She said, she said, with a dose of Shakespearean intrigue.
Julia’s cozy, stable life is upended when her parents announce that she and her brother are moving with their mother to Toronto while their father stays behind in Montreal with the family store. Carla’s barreling through adolescence with an equal mix of sass and sex appeal when Jules moves in next door. Both girls are knocked for a loop when Ian, the bad boy with the come-hither eyes, rolls into town on his motorcycle. As they take turns telling the story of their disastrous grade 11 year, quiet, brainy Jules and brazen, mouthy Carla square off in the time-honored tradition of vicious high school rivalries. Their drama class’s production of Hamlet sets the stage for both complications and satisfying plot twists. Jules’ profound introspection and Carla’s utter lack thereof make them fitting, often comic, foils for each other as the tension between them—and for each of them, with Ian—gets higher with each chapter. Along the way, the supporting characters are sweetly if somewhat broadly drawn, coming off mostly true to type. The story is grounded in the sense of place created by Leznoff’s descriptions of Montreal and Toronto.
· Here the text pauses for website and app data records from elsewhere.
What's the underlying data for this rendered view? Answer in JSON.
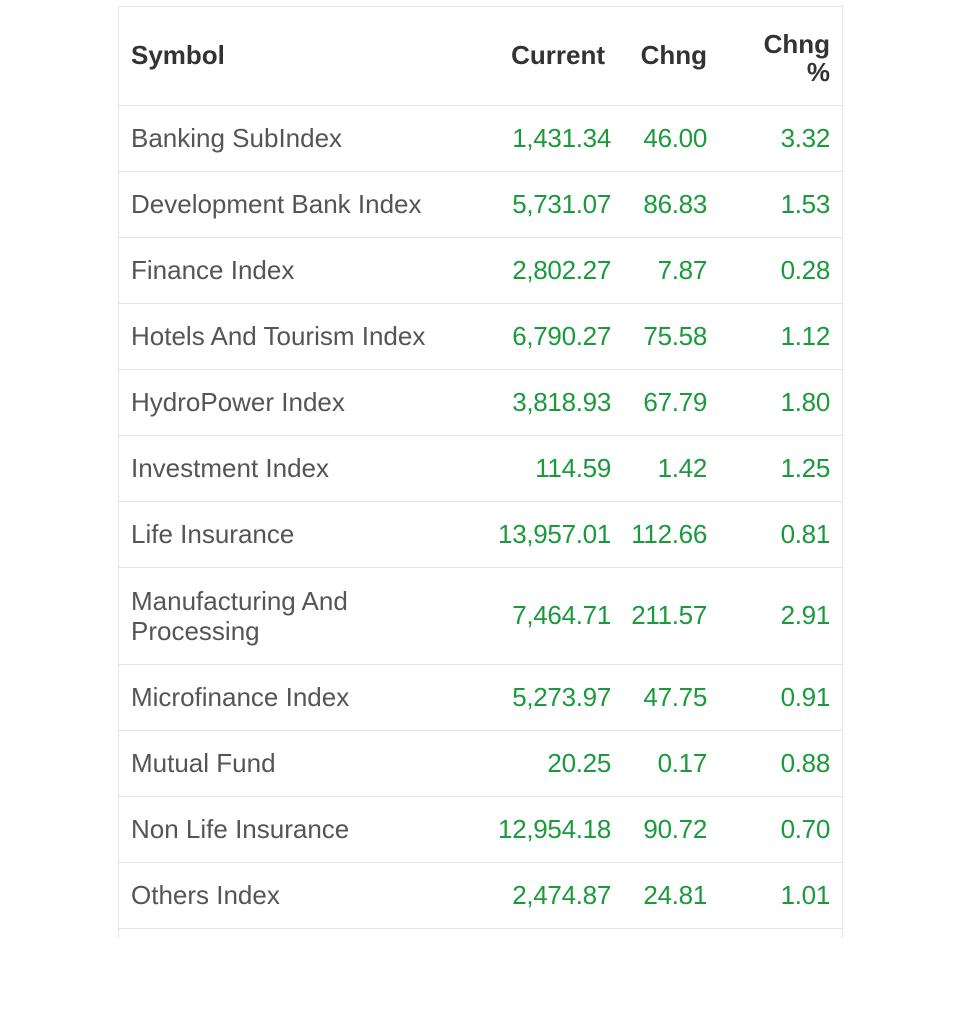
{
  "colors": {
    "positive": "#1a9a3c",
    "symbol_text": "#555555",
    "header_text": "#333333",
    "border": "#e6e6e6"
  },
  "table": {
    "headers": {
      "symbol": "Symbol",
      "current": "Current",
      "chng": "Chng",
      "chng_pct_line1": "Chng",
      "chng_pct_line2": "%"
    },
    "rows": [
      {
        "symbol": "Banking SubIndex",
        "current": "1,431.34",
        "chng": "46.00",
        "chng_pct": "3.32"
      },
      {
        "symbol": "Development Bank Index",
        "current": "5,731.07",
        "chng": "86.83",
        "chng_pct": "1.53"
      },
      {
        "symbol": "Finance Index",
        "current": "2,802.27",
        "chng": "7.87",
        "chng_pct": "0.28"
      },
      {
        "symbol": "Hotels And Tourism Index",
        "current": "6,790.27",
        "chng": "75.58",
        "chng_pct": "1.12"
      },
      {
        "symbol": "HydroPower Index",
        "current": "3,818.93",
        "chng": "67.79",
        "chng_pct": "1.80"
      },
      {
        "symbol": "Investment Index",
        "current": "114.59",
        "chng": "1.42",
        "chng_pct": "1.25"
      },
      {
        "symbol": "Life Insurance",
        "current": "13,957.01",
        "chng": "112.66",
        "chng_pct": "0.81"
      },
      {
        "symbol": "Manufacturing And Processing",
        "current": "7,464.71",
        "chng": "211.57",
        "chng_pct": "2.91"
      },
      {
        "symbol": "Microfinance Index",
        "current": "5,273.97",
        "chng": "47.75",
        "chng_pct": "0.91"
      },
      {
        "symbol": "Mutual Fund",
        "current": "20.25",
        "chng": "0.17",
        "chng_pct": "0.88"
      },
      {
        "symbol": "Non Life Insurance",
        "current": "12,954.18",
        "chng": "90.72",
        "chng_pct": "0.70"
      },
      {
        "symbol": "Others Index",
        "current": "2,474.87",
        "chng": "24.81",
        "chng_pct": "1.01"
      }
    ]
  }
}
Steeped in the history of the Quebecois separatist movement and 1970s fashion and pop culture, this isn’t groundbreaking stuff, but it is a refreshing break from contemporary teen fiction. (Historical fiction. 14 & up)